If you have never taken a philosophy course, then consider taking any of the following. They preserve the options of majoring or minoring in philosophy.
- PHIL 120 — Introduction to Philosophy
- PHIL 155 — Ancient Greek Philosophy
- PHIL 160 — Dialectic and Dialogue in Philosophy
- PHIL 180 — Existentialism
- PHIL 220 — American Philosophy
If you intend to choose philosophy as your major, then you should take PHIL 250 — Modern Philosophy. If you've already had PHIL 250, then take PHIL 350 — 19th Century Philosophy.
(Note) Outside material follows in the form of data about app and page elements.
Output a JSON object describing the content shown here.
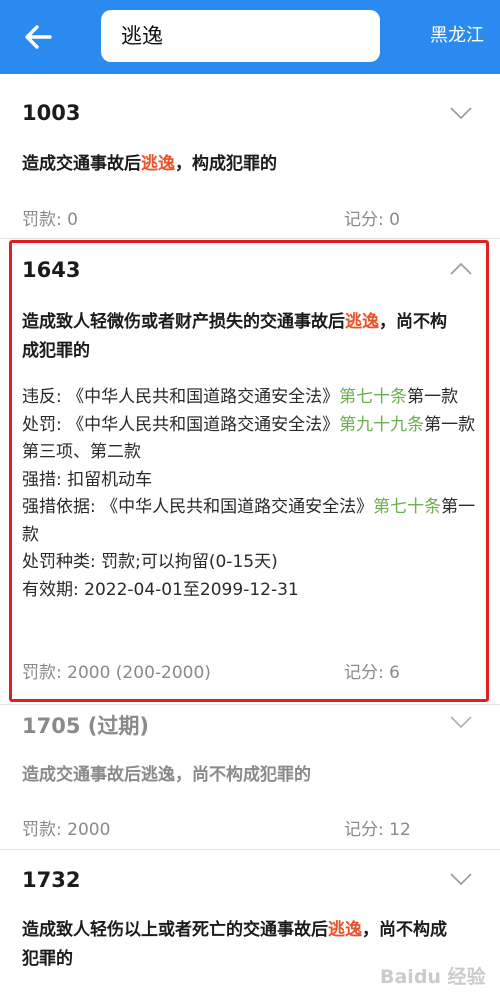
{
  "header": {
    "back_icon": "arrow-left-icon",
    "search_value": "逃逸",
    "region": "黑龙江"
  },
  "colors": {
    "header_bg": "#2b8af0",
    "highlight": "#e8542a",
    "law_link": "#6ab04c",
    "selection_box": "#e02020"
  },
  "items": [
    {
      "code": "1003",
      "desc_pre": "造成交通事故后",
      "desc_hl": "逃逸",
      "desc_post": "，构成犯罪的",
      "fine": "罚款: 0",
      "points": "记分: 0",
      "expanded": false
    },
    {
      "code": "1643",
      "desc_pre": "造成致人轻微伤或者财产损失的交通事故后",
      "desc_hl": "逃逸",
      "desc_post": "，尚不构成犯罪的",
      "violation_prefix": "违反: 《中华人民共和国道路交通安全法》",
      "violation_link": "第七十条",
      "violation_suffix": "第一款",
      "penalty_prefix": "处罚: 《中华人民共和国道路交通安全法》",
      "penalty_link": "第九十九条",
      "penalty_suffix": "第一款第三项、第二款",
      "measure": "强措: 扣留机动车",
      "measure_basis_prefix": "强措依据: 《中华人民共和国道路交通安全法》",
      "measure_basis_link": "第七十条",
      "measure_basis_suffix": "第一款",
      "penalty_type": "处罚种类: 罚款;可以拘留(0-15天)",
      "validity": "有效期: 2022-04-01至2099-12-31",
      "fine": "罚款: 2000 (200-2000)",
      "points": "记分: 6",
      "expanded": true
    },
    {
      "code": "1705 (过期)",
      "desc": "造成交通事故后逃逸，尚不构成犯罪的",
      "fine": "罚款: 2000",
      "points": "记分: 12",
      "expanded": false,
      "expired": true
    },
    {
      "code": "1732",
      "desc_pre": "造成致人轻伤以上或者死亡的交通事故后",
      "desc_hl": "逃逸",
      "desc_post": "，尚不构成犯罪的",
      "expanded": false
    }
  ],
  "watermark": "Baidu 经验"
}
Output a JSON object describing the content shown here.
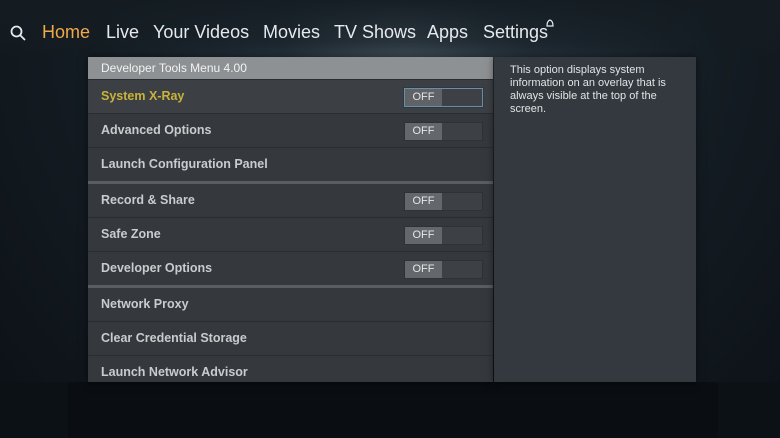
{
  "nav": {
    "items": [
      "Home",
      "Live",
      "Your Videos",
      "Movies",
      "TV Shows",
      "Apps",
      "Settings"
    ],
    "active_index": 0,
    "accent_color": "#f0a94a",
    "search_icon": "search-icon"
  },
  "panel": {
    "title": "Developer Tools Menu 4.00",
    "rows": [
      {
        "label": "System X-Ray",
        "toggle": "OFF",
        "selected": true
      },
      {
        "label": "Advanced Options",
        "toggle": "OFF"
      },
      {
        "label": "Launch Configuration Panel"
      },
      {
        "label": "Record & Share",
        "toggle": "OFF"
      },
      {
        "label": "Safe Zone",
        "toggle": "OFF"
      },
      {
        "label": "Developer Options",
        "toggle": "OFF"
      },
      {
        "label": "Network Proxy"
      },
      {
        "label": "Clear Credential Storage"
      },
      {
        "label": "Launch Network Advisor"
      }
    ],
    "selected_color": "#c9b23a"
  },
  "description": {
    "text": "This option displays system information on an overlay that is always visible at the top of the screen."
  }
}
If you've already had PHIL 350, then you probably don't need this overview.
If you are an upper-division student not interested in our major or minor, but exploring philosophy, then consider taking a "Philosophy of ..." course in your major field, such as PHIL 370 — Philosophy of Social Science, PHIL 360 — Philosophy of Natural Science, or PHIL 410 Philosophy of History. Our "Philosophy of ..." courses encourage critical and reflective work in relation to other disciplines. Most of these courses require completion of the first year courses or previous work in the field to be studied or the consent of the instructor. We offer "Philosophy of ..." courses in various fields:
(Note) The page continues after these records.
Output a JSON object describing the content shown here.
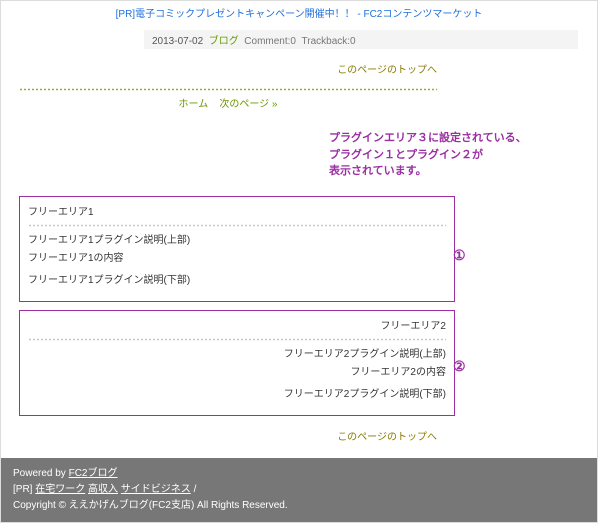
{
  "topbar": {
    "text": "[PR]電子コミックプレゼントキャンペーン開催中！！ - FC2コンテンツマーケット"
  },
  "meta": {
    "date": "2013-07-02",
    "category": "ブログ",
    "comment": "Comment:0",
    "trackback": "Trackback:0"
  },
  "links": {
    "top_of_page": "このページのトップへ",
    "home": "ホーム",
    "next": "次のページ »"
  },
  "annotation": {
    "text": "プラグインエリア３に設定されている、\nプラグイン１とプラグイン２が\n表示されています。",
    "mark1": "①",
    "mark2": "②"
  },
  "plugins": {
    "area1": {
      "title": "フリーエリア1",
      "p1": "フリーエリア1プラグイン説明(上部)",
      "p2": "フリーエリア1の内容",
      "p3": "フリーエリア1プラグイン説明(下部)"
    },
    "area2": {
      "title": "フリーエリア2",
      "p1": "フリーエリア2プラグイン説明(上部)",
      "p2": "フリーエリア2の内容",
      "p3": "フリーエリア2プラグイン説明(下部)"
    }
  },
  "footer": {
    "powered_prefix": "Powered by ",
    "powered_link": "FC2ブログ",
    "pr_prefix": "[PR] ",
    "pr_links": [
      "在宅ワーク",
      "高収入",
      "サイドビジネス"
    ],
    "slash": " /",
    "copyright": "Copyright © ええかげんブログ(FC2支店) All Rights Reserved."
  }
}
- PHIL 270 — Law
- PHIL 320 — Religion
- PHIL 355 — Education
- PHIL 360 — Natural Science
- PHIL 365 — Language
- PHIL 370 — Social Science
- PHIL 410 — History
For more information view our courses page. There you will find course descriptions, prerequisites, credit hours, general education credit, offering frequency
Our Departmental Orientation
If our department has an orientation, it is toward the history of philosophy. Our program is respected by graduate schools for the mastery our graduates have shown of the history of philosophy. We emphasize the reading of primary texts from Greek antiquity to the present in order to show that ancient philosophy is not obsolete and contemporary philosophy is not rootless. Our students learn to converse with the major figures of the Western tradition, as well as to respond them critically. In the process they learn the vocabulary, the methods, the questions, and the standards of the discipline, as well as its implications and limits.